● **REQUIRED WORK**
Search the material below for the string "title" and copy each line where it appears.

● **EXTRACTED ENTRIES**

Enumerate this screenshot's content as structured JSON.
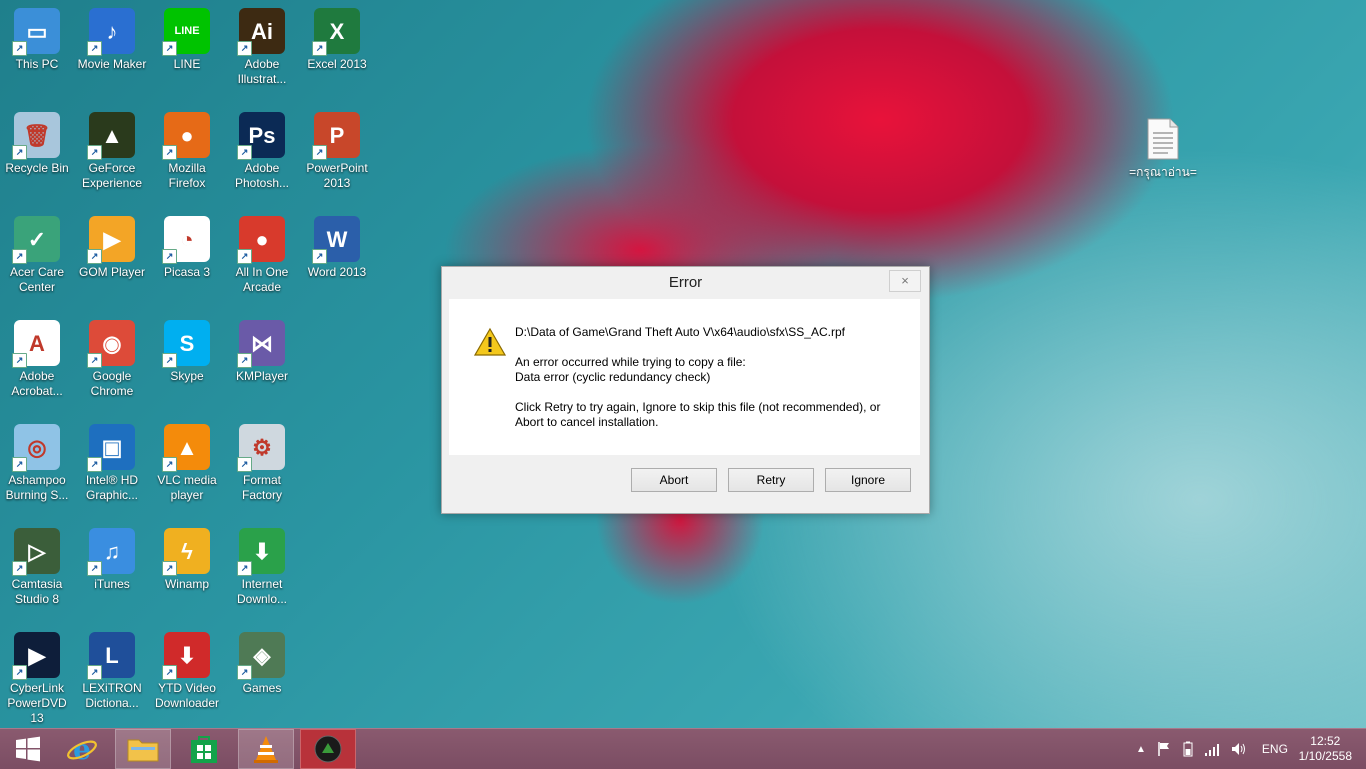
{
  "desktop": {
    "icons": [
      {
        "label": "This PC",
        "col": 0,
        "row": 0,
        "color": "#3b8fd8",
        "glyph": "▭"
      },
      {
        "label": "Movie Maker",
        "col": 1,
        "row": 0,
        "color": "#2a6fd1",
        "glyph": "♪"
      },
      {
        "label": "LINE",
        "col": 2,
        "row": 0,
        "color": "#00c300",
        "glyph": "LINE"
      },
      {
        "label": "Adobe Illustrat...",
        "col": 3,
        "row": 0,
        "color": "#3d2a12",
        "glyph": "Ai"
      },
      {
        "label": "Excel 2013",
        "col": 4,
        "row": 0,
        "color": "#1f7a3e",
        "glyph": "X"
      },
      {
        "label": "Recycle Bin",
        "col": 0,
        "row": 1,
        "color": "#a8c6dc",
        "glyph": "🗑"
      },
      {
        "label": "GeForce Experience",
        "col": 1,
        "row": 1,
        "color": "#2a3a1c",
        "glyph": "▲"
      },
      {
        "label": "Mozilla Firefox",
        "col": 2,
        "row": 1,
        "color": "#e66a17",
        "glyph": "●"
      },
      {
        "label": "Adobe Photosh...",
        "col": 3,
        "row": 1,
        "color": "#0b2a55",
        "glyph": "Ps"
      },
      {
        "label": "PowerPoint 2013",
        "col": 4,
        "row": 1,
        "color": "#c8472a",
        "glyph": "P"
      },
      {
        "label": "Acer Care Center",
        "col": 0,
        "row": 2,
        "color": "#3aa37a",
        "glyph": "✓"
      },
      {
        "label": "GOM Player",
        "col": 1,
        "row": 2,
        "color": "#f3a526",
        "glyph": "▶"
      },
      {
        "label": "Picasa 3",
        "col": 2,
        "row": 2,
        "color": "#ffffff",
        "glyph": "◔"
      },
      {
        "label": "All In One Arcade",
        "col": 3,
        "row": 2,
        "color": "#d83a2c",
        "glyph": "●"
      },
      {
        "label": "Word 2013",
        "col": 4,
        "row": 2,
        "color": "#2b5faa",
        "glyph": "W"
      },
      {
        "label": "Adobe Acrobat...",
        "col": 0,
        "row": 3,
        "color": "#ffffff",
        "glyph": "A"
      },
      {
        "label": "Google Chrome",
        "col": 1,
        "row": 3,
        "color": "#dd4b39",
        "glyph": "◉"
      },
      {
        "label": "Skype",
        "col": 2,
        "row": 3,
        "color": "#00aff0",
        "glyph": "S"
      },
      {
        "label": "KMPlayer",
        "col": 3,
        "row": 3,
        "color": "#6a5aa8",
        "glyph": "⋈"
      },
      {
        "label": "Ashampoo Burning S...",
        "col": 0,
        "row": 4,
        "color": "#8fc3e6",
        "glyph": "◎"
      },
      {
        "label": "Intel® HD Graphic...",
        "col": 1,
        "row": 4,
        "color": "#1e6fbf",
        "glyph": "▣"
      },
      {
        "label": "VLC media player",
        "col": 2,
        "row": 4,
        "color": "#f48b0b",
        "glyph": "▲"
      },
      {
        "label": "Format Factory",
        "col": 3,
        "row": 4,
        "color": "#cfd8df",
        "glyph": "⚙"
      },
      {
        "label": "Camtasia Studio 8",
        "col": 0,
        "row": 5,
        "color": "#3b5e3a",
        "glyph": "▷"
      },
      {
        "label": "iTunes",
        "col": 1,
        "row": 5,
        "color": "#3a8ee0",
        "glyph": "♫"
      },
      {
        "label": "Winamp",
        "col": 2,
        "row": 5,
        "color": "#f0b020",
        "glyph": "ϟ"
      },
      {
        "label": "Internet Downlo...",
        "col": 3,
        "row": 5,
        "color": "#2aa14a",
        "glyph": "⬇"
      },
      {
        "label": "CyberLink PowerDVD 13",
        "col": 0,
        "row": 6,
        "color": "#0e1e3a",
        "glyph": "▶"
      },
      {
        "label": "LEXiTRON Dictiona...",
        "col": 1,
        "row": 6,
        "color": "#1f4f9a",
        "glyph": "L"
      },
      {
        "label": "YTD Video Downloader",
        "col": 2,
        "row": 6,
        "color": "#d02a2a",
        "glyph": "⬇"
      },
      {
        "label": "Games",
        "col": 3,
        "row": 6,
        "color": "#4f7a55",
        "glyph": "◈"
      }
    ],
    "file_icon_label": "=กรุณาอ่าน="
  },
  "dialog": {
    "title": "Error",
    "close_glyph": "×",
    "path": "D:\\Data of Game\\Grand Theft Auto V\\x64\\audio\\sfx\\SS_AC.rpf",
    "error_line1": "An error occurred while trying to copy a file:",
    "error_line2": "Data error (cyclic redundancy check)",
    "hint_line1": "Click Retry to try again, Ignore to skip this file (not recommended), or",
    "hint_line2": "Abort to cancel installation.",
    "buttons": {
      "abort": "Abort",
      "retry": "Retry",
      "ignore": "Ignore"
    }
  },
  "taskbar": {
    "language": "ENG",
    "time": "12:52",
    "date": "1/10/2558"
  },
  "colors": {
    "warning_yellow": "#f4c81c",
    "taskbar": "#7b4d63"
  }
}
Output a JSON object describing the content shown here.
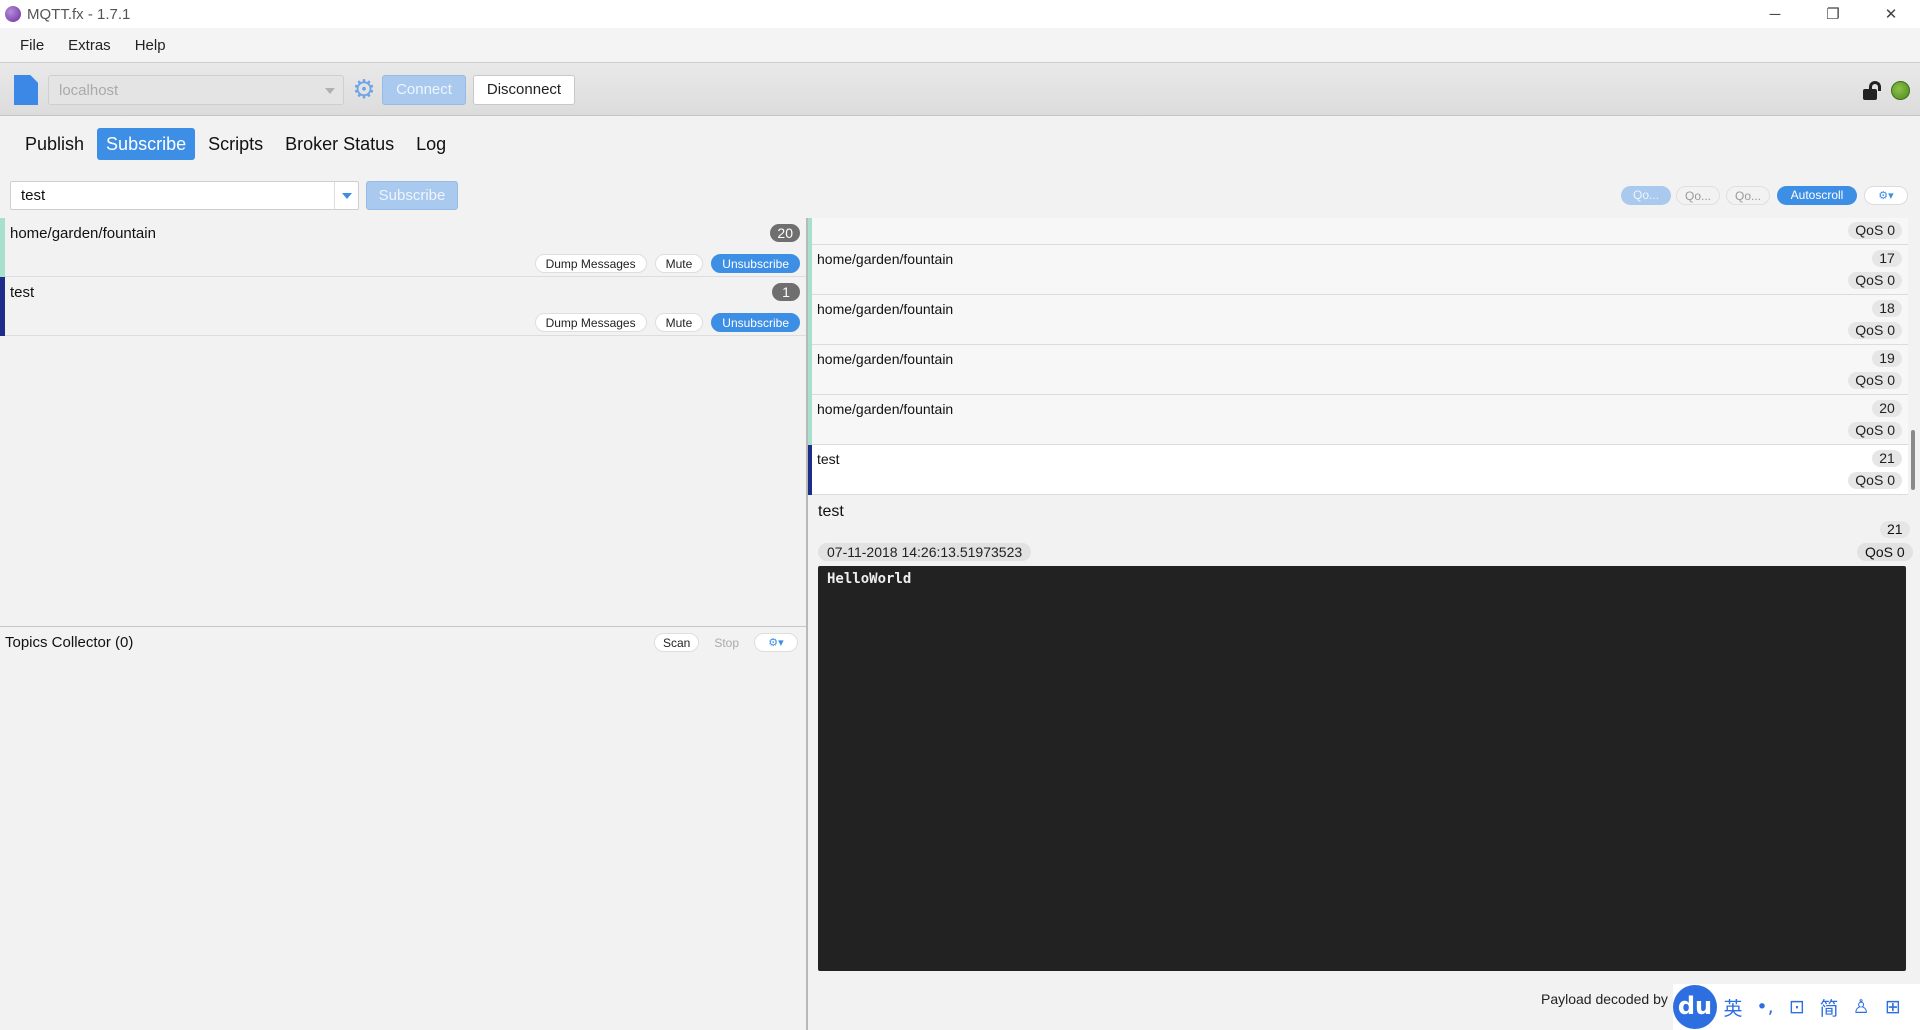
{
  "window": {
    "title": "MQTT.fx - 1.7.1",
    "minimize_glyph": "─",
    "restore_glyph": "❐",
    "close_glyph": "✕"
  },
  "menu": [
    "File",
    "Extras",
    "Help"
  ],
  "toolbar": {
    "broker_profile": "localhost",
    "connect_label": "Connect",
    "disconnect_label": "Disconnect",
    "gear_glyph": "⚙",
    "status_color": "#6aa332"
  },
  "tabs": [
    {
      "label": "Publish",
      "active": false
    },
    {
      "label": "Subscribe",
      "active": true
    },
    {
      "label": "Scripts",
      "active": false
    },
    {
      "label": "Broker Status",
      "active": false
    },
    {
      "label": "Log",
      "active": false
    }
  ],
  "subscribe": {
    "topic_value": "test",
    "subscribe_label": "Subscribe"
  },
  "qos_filters": [
    "Qo...",
    "Qo...",
    "Qo..."
  ],
  "autoscroll_label": "Autoscroll",
  "gears_glyph": "⚙▾",
  "subscriptions": [
    {
      "topic": "home/garden/fountain",
      "count": "20",
      "color": "#a8e0cf",
      "dump": "Dump Messages",
      "mute": "Mute",
      "unsubscribe": "Unsubscribe"
    },
    {
      "topic": "test",
      "count": "1",
      "color": "#1f2d8a",
      "dump": "Dump Messages",
      "mute": "Mute",
      "unsubscribe": "Unsubscribe"
    }
  ],
  "topics_collector": {
    "title": "Topics Collector (0)",
    "scan": "Scan",
    "stop": "Stop",
    "gear_glyph": "⚙▾"
  },
  "messages": [
    {
      "topic": "",
      "num": "",
      "qos": "QoS 0",
      "color": "#a8e0cf"
    },
    {
      "topic": "home/garden/fountain",
      "num": "17",
      "qos": "QoS 0",
      "color": "#a8e0cf"
    },
    {
      "topic": "home/garden/fountain",
      "num": "18",
      "qos": "QoS 0",
      "color": "#a8e0cf"
    },
    {
      "topic": "home/garden/fountain",
      "num": "19",
      "qos": "QoS 0",
      "color": "#a8e0cf"
    },
    {
      "topic": "home/garden/fountain",
      "num": "20",
      "qos": "QoS 0",
      "color": "#a8e0cf"
    },
    {
      "topic": "test",
      "num": "21",
      "qos": "QoS 0",
      "color": "#1f2d8a"
    }
  ],
  "detail": {
    "topic": "test",
    "num": "21",
    "timestamp": "07-11-2018  14:26:13.51973523",
    "qos": "QoS 0",
    "payload": "HelloWorld"
  },
  "decoded_label": "Payload decoded by",
  "ime": {
    "logo": "du",
    "items": [
      "英",
      "•,",
      "⊡",
      "简",
      "♙",
      "⊞"
    ]
  }
}
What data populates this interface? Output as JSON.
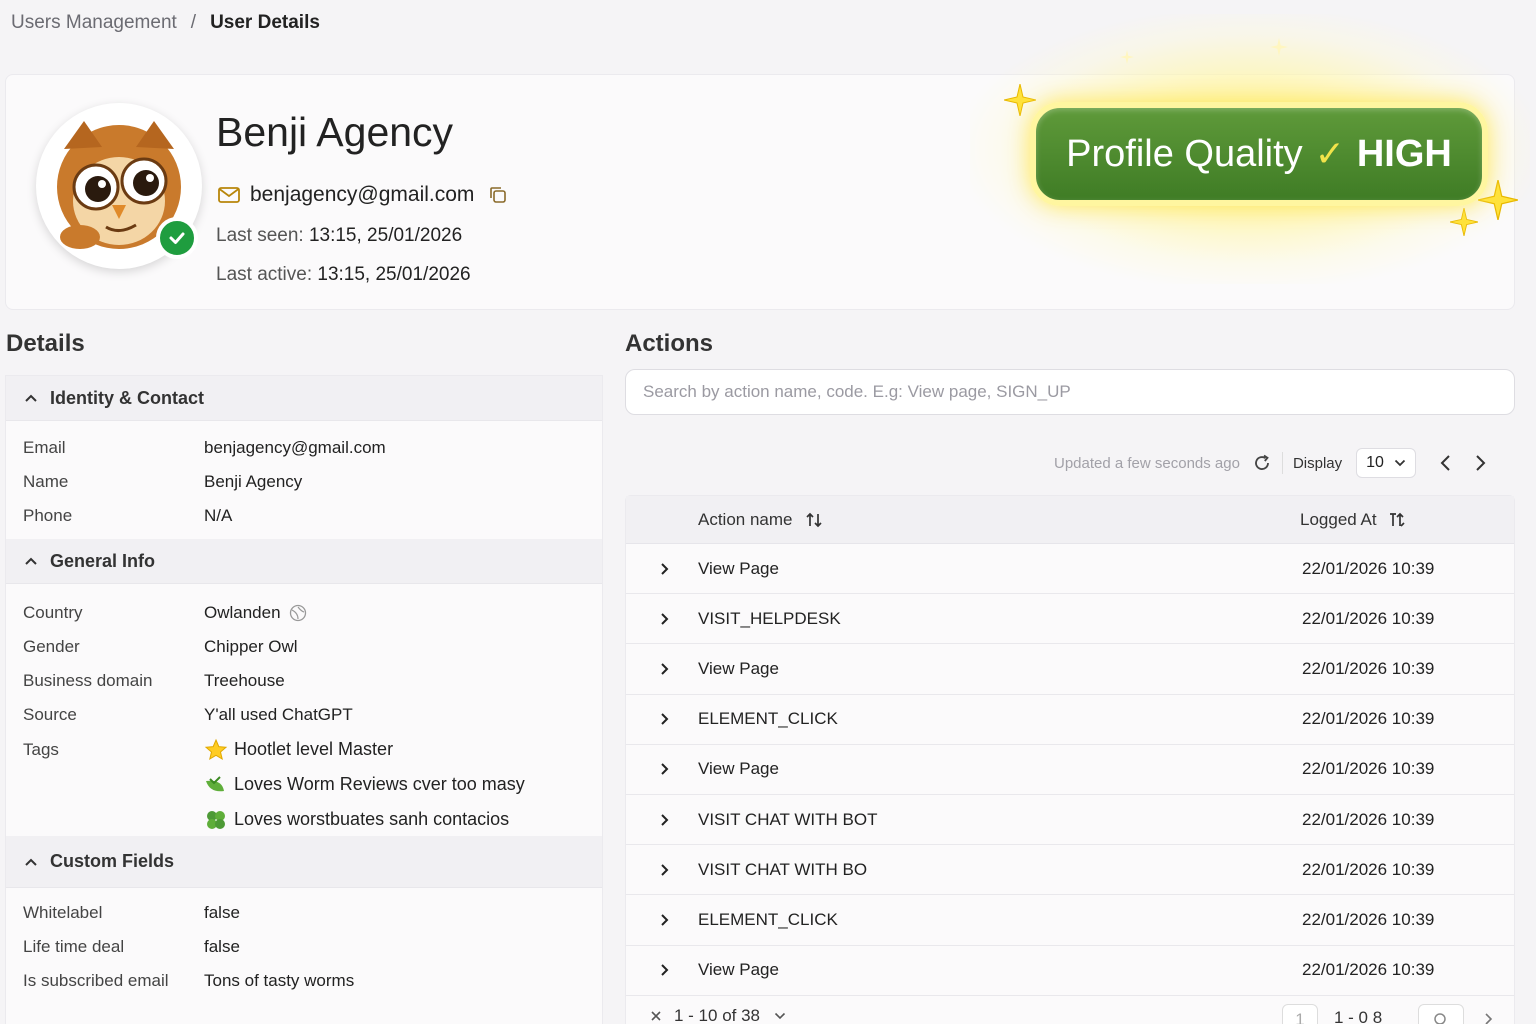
{
  "breadcrumb": {
    "parent": "Users Management",
    "separator": "/",
    "current": "User Details"
  },
  "profile": {
    "name": "Benji Agency",
    "email": "benjagency@gmail.com",
    "last_seen_label": "Last seen:",
    "last_seen_value": "13:15, 25/01/2026",
    "last_active_label": "Last active:",
    "last_active_value": "13:15, 25/01/2026"
  },
  "quality": {
    "label": "Profile Quality",
    "level": "HIGH",
    "check": "✓"
  },
  "sections": {
    "details": "Details",
    "actions": "Actions"
  },
  "details": {
    "identity": {
      "title": "Identity & Contact",
      "rows": [
        {
          "k": "Email",
          "v": "benjagency@gmail.com"
        },
        {
          "k": "Name",
          "v": "Benji Agency"
        },
        {
          "k": "Phone",
          "v": "N/A"
        }
      ]
    },
    "general": {
      "title": "General Info",
      "rows": [
        {
          "k": "Country",
          "v": "Owlanden"
        },
        {
          "k": "Gender",
          "v": "Chipper Owl"
        },
        {
          "k": "Business domain",
          "v": "Treehouse"
        },
        {
          "k": "Source",
          "v": "Y'all used ChatGPT"
        }
      ],
      "tags_label": "Tags",
      "tags": [
        "Hootlet level Master",
        "Loves Worm Reviews cver too masy",
        "Loves worstbuates sanh contacios"
      ]
    },
    "custom": {
      "title": "Custom Fields",
      "rows": [
        {
          "k": "Whitelabel",
          "v": "false"
        },
        {
          "k": "Life time deal",
          "v": "false"
        },
        {
          "k": "Is subscribed email",
          "v": "Tons of tasty worms"
        }
      ]
    }
  },
  "actions": {
    "search_placeholder": "Search by action name, code. E.g: View page, SIGN_UP",
    "updated_text": "Updated a few seconds ago",
    "display_label": "Display",
    "page_size": "10",
    "columns": {
      "name": "Action name",
      "logged": "Logged At"
    },
    "rows": [
      {
        "name": "View Page",
        "logged": "22/01/2026 10:39"
      },
      {
        "name": "VISIT_HELPDESK",
        "logged": "22/01/2026 10:39"
      },
      {
        "name": "View Page",
        "logged": "22/01/2026 10:39"
      },
      {
        "name": "ELEMENT_CLICK",
        "logged": "22/01/2026 10:39"
      },
      {
        "name": "View Page",
        "logged": "22/01/2026 10:39"
      },
      {
        "name": "VISIT CHAT WITH BOT",
        "logged": "22/01/2026 10:39"
      },
      {
        "name": "VISIT CHAT WITH BO",
        "logged": "22/01/2026 10:39"
      },
      {
        "name": "ELEMENT_CLICK",
        "logged": "22/01/2026 10:39"
      },
      {
        "name": "View Page",
        "logged": "22/01/2026 10:39"
      }
    ],
    "footer": {
      "range": "1 - 10 of 38",
      "page": "1",
      "range_short": "1 - 0 8"
    }
  },
  "colors": {
    "accent_green": "#3f7c25",
    "verified": "#1f9d3f",
    "glow": "#fff1a0"
  }
}
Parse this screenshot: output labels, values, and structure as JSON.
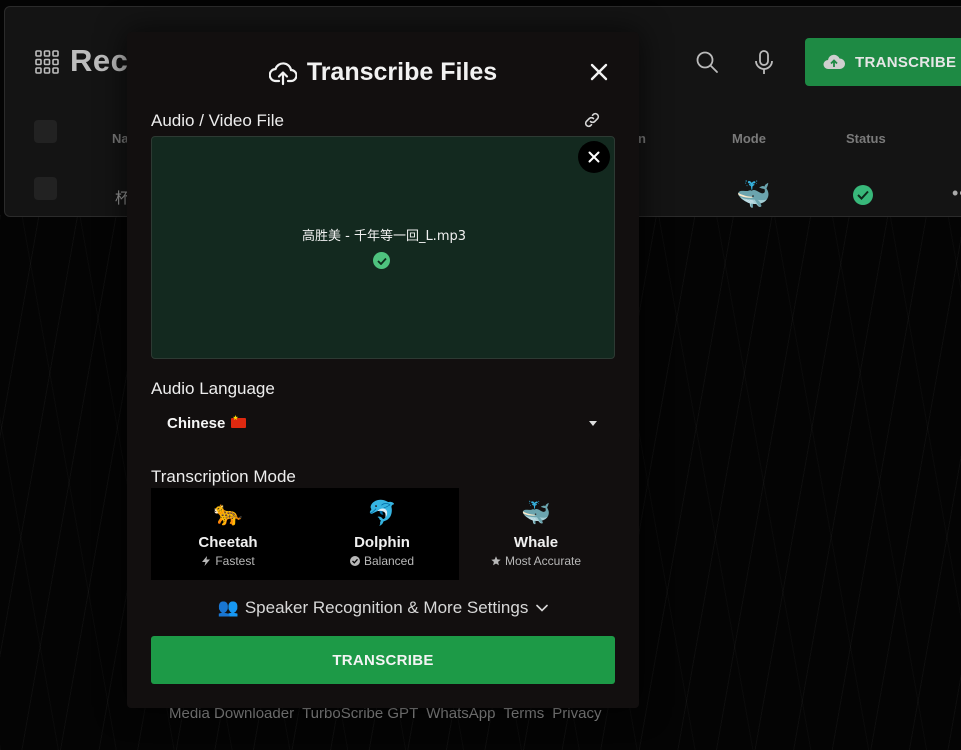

● **OUTPUT OF THE TASK**
    "title": "Error",
    "title": "MQTT.fx - 1.7.1",
    "title": "Topics Collector (0)",
      "title": "Identity & Contact",
      "title": "General Info",
      "title": "Custom Fields",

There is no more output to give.